In the warm summer season, cooling equipment operates at near peak capacity. If that equipment is used for critical building functions, any equipment downtime for whatever reason is unacceptable.
At the most sensitive end of the spectrum, hospitals rely on their central cooling systems for critical patient care areas, such as operating and emergency rooms. If cooling is lost, subpar environmental conditions could threaten patient health and either prevent procedures from being scheduled or create potential liability.
More commonly, many commercial and light-manufacturing buildings now have in-house data centers full of servers. These servers might be responsible for critical information, such as personal information, realtime financial transactions or airplane tickets. These servers also generate large amounts of heat, which must be either dissipated or offset with cool air. A loss of chilled water cooling capacity for even a few minutes can cause a server room to shut down.
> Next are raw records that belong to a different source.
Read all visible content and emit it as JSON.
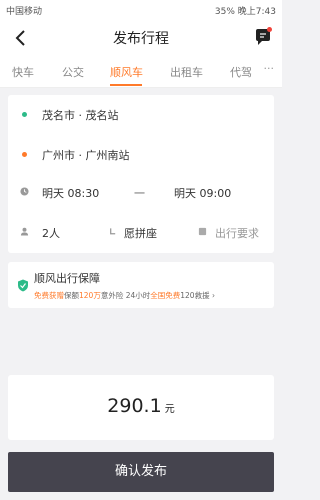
{
  "status_bar": {
    "carrier": "中国移动",
    "battery": "35%",
    "time": "晚上7:43"
  },
  "nav": {
    "title": "发布行程"
  },
  "tabs": [
    "快车",
    "公交",
    "顺风车",
    "出租车",
    "代驾"
  ],
  "tab_more": "···",
  "trip": {
    "origin": "茂名市 · 茂名站",
    "destination": "广州市 · 广州南站",
    "time_start": "明天 08:30",
    "time_sep": "一",
    "time_end": "明天 09:00",
    "passengers": "2人",
    "carpool": "愿拼座",
    "requirements": "出行要求"
  },
  "guarantee": {
    "title": "顺风出行保障",
    "sub_hl1": "免费获赠",
    "sub_t1": "保额",
    "sub_hl2": "120万",
    "sub_t2": "意外险 24小时",
    "sub_hl3": "全国免费",
    "sub_t3": "120救援",
    "arrow": "›"
  },
  "price": {
    "amount": "290.1",
    "unit": "元"
  },
  "confirm_label": "确认发布"
}
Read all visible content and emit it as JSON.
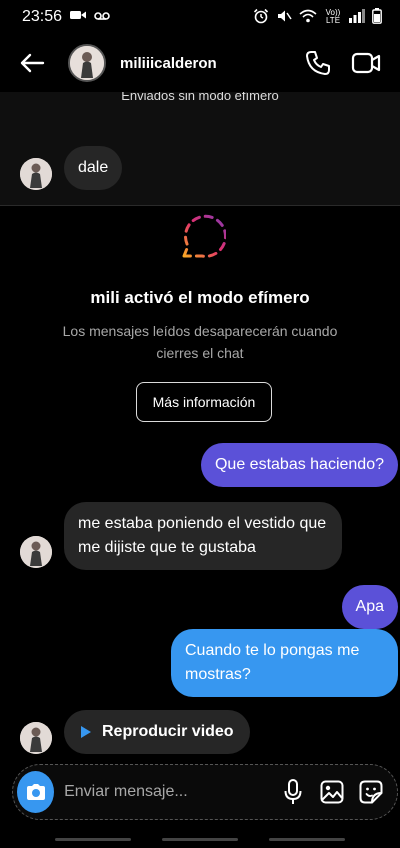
{
  "status_bar": {
    "time": "23:56",
    "network_label": "Vo)) LTE"
  },
  "header": {
    "username": "miliiicalderon"
  },
  "previous": {
    "note": "Enviados sin modo efímero",
    "message": "dale"
  },
  "ephemeral": {
    "title": "mili activó el modo efímero",
    "description": "Los mensajes leídos desaparecerán cuando cierres el chat",
    "more_info_label": "Más información"
  },
  "messages": [
    {
      "from": "me",
      "text": "Que estabas haciendo?"
    },
    {
      "from": "them",
      "text": "me estaba poniendo el vestido que me dijiste que te gustaba"
    },
    {
      "from": "me",
      "text": "Apa"
    },
    {
      "from": "me",
      "text": "Cuando te lo pongas me mostras?"
    }
  ],
  "video": {
    "label": "Reproducir video"
  },
  "composer": {
    "placeholder": "Enviar mensaje..."
  },
  "colors": {
    "outgoing_purple": "#5b51d8",
    "outgoing_blue": "#3797f0",
    "incoming": "#262626",
    "background": "#000000"
  },
  "icons": [
    "video-camera-icon",
    "voicemail-icon",
    "alarm-icon",
    "mute-icon",
    "wifi-icon",
    "signal-icon",
    "battery-icon",
    "back-arrow-icon",
    "phone-icon",
    "video-call-icon",
    "ephemeral-icon",
    "play-icon",
    "camera-icon",
    "microphone-icon",
    "gallery-icon",
    "sticker-icon"
  ]
}
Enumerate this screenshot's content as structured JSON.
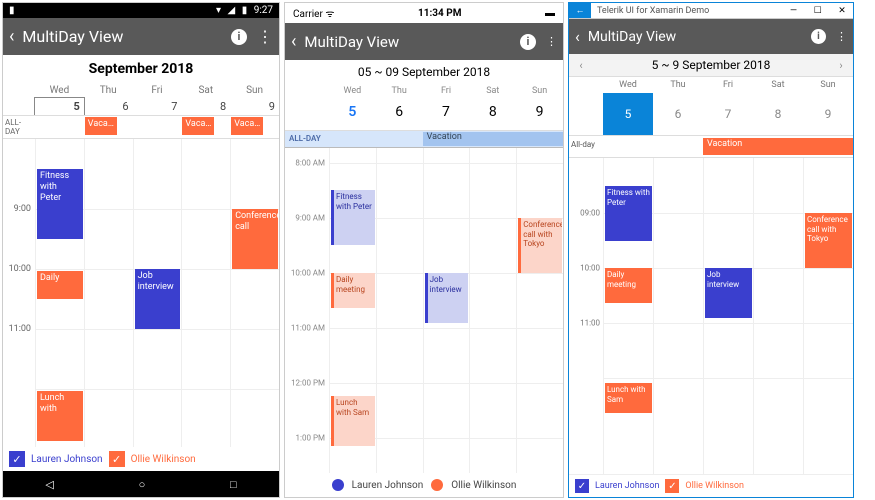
{
  "header_title": "MultiDay View",
  "android": {
    "status_time": "9:27",
    "month": "September 2018",
    "weekdays": [
      "Wed",
      "Thu",
      "Fri",
      "Sat",
      "Sun"
    ],
    "dates": [
      "5",
      "6",
      "7",
      "8",
      "9"
    ],
    "allday_label": "ALL-DAY",
    "allday_events": {
      "thu": "Vaca…",
      "sat": "Vaca…",
      "sun": "Vaca…"
    },
    "time_labels": [
      "9:00",
      "10:00",
      "11:00"
    ],
    "events": {
      "fitness": "Fitness with Peter",
      "daily": "Daily",
      "job": "Job interview",
      "conf": "Conference call",
      "lunch": "Lunch with"
    },
    "legend": {
      "a": "Lauren Johnson",
      "b": "Ollie Wilkinson"
    }
  },
  "ios": {
    "carrier": "Carrier",
    "time": "11:34 PM",
    "range": "05 ~ 09 September 2018",
    "weekdays": [
      "Wed",
      "Thu",
      "Fri",
      "Sat",
      "Sun"
    ],
    "dates": [
      "5",
      "6",
      "7",
      "8",
      "9"
    ],
    "allday_label": "ALL-DAY",
    "vacation": "Vacation",
    "time_labels": [
      "8:00 AM",
      "9:00 AM",
      "10:00 AM",
      "11:00 AM",
      "12:00 PM",
      "1:00 PM"
    ],
    "events": {
      "fitness": "Fitness with Peter",
      "daily": "Daily meeting",
      "job": "Job interview",
      "conf": "Conference call with Tokyo",
      "lunch": "Lunch with Sam"
    },
    "legend": {
      "a": "Lauren Johnson",
      "b": "Ollie Wilkinson"
    }
  },
  "win": {
    "window_title": "Telerik UI for Xamarin Demo",
    "range": "5  ~ 9 September 2018",
    "weekdays": [
      "Wed",
      "Thu",
      "Fri",
      "Sat",
      "Sun"
    ],
    "dates": [
      "5",
      "6",
      "7",
      "8",
      "9"
    ],
    "allday_label": "All-day",
    "vacation": "Vacation",
    "time_labels": [
      "09:00",
      "10:00",
      "11:00"
    ],
    "events": {
      "fitness": "Fitness with Peter",
      "daily": "Daily meeting",
      "job": "Job interview",
      "conf": "Conference call with Tokyo",
      "lunch": "Lunch with Sam"
    },
    "legend": {
      "a": "Lauren Johnson",
      "b": "Ollie Wilkinson"
    }
  },
  "colors": {
    "blue": "#3a3fce",
    "orange": "#ff6a3d",
    "ios_accent": "#1976f5",
    "win_accent": "#0a84d8"
  }
}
In the vast majority of hospital and data center systems, the cooling is provided by a number of water chillers, pumps and cooling towers. The water chillers might be centrifugal, screw or scroll construction. Most commonly, a number of centrifugal chillers provide redundancy and step capacity.
Chillers, pumps and tower fans all utilize three-phase motors to move water, move air, or compress refrigerant. The failure of any of these motors can threaten the operation of the entire chiller system. It is very important that ALL motors are thoroughly checked out before being put in service for the cooling season. While emergency service is available on these machines, it is enormously expensive. Rates of $250/hour/person on nights and weekends are not unheard of, with transportation and parts costs adding a large additional expense.
While there are a number of diagnostic tests that can and should be run on chiller plants before seasonal start up, none is more important than checking the motor resistance with ann insulation tester. The insulation tester will pass a high voltage through the individual motor windings while measuring the winding resistance. A low resistance indicates that the winding is deteriorated and might fail after the device is placed into service.
Commonly, a group of centrifugal chillers provides redundancy and step capacity.
In general, using an insulation tester involves the following steps:
The insulation and windings on cooling tower fan motors must be tested.
The pump is one of three components of a modern chiller plant.
As always, follow all device and meter manufacturer’s recommendations for use.
Which motors in the chiller plant should be tested? The answer is all of them, or as many as possible. This of course will include the chiller and pump motors at a minimum. It also should include chiller oil pump motor and cooling tower fan motors. If either one of these motors fail they may very well end up causing the entire chiller system to fail as well.
The bottom line is that testing motor insulation will identify problems in time to fix them, while they’re still reparable.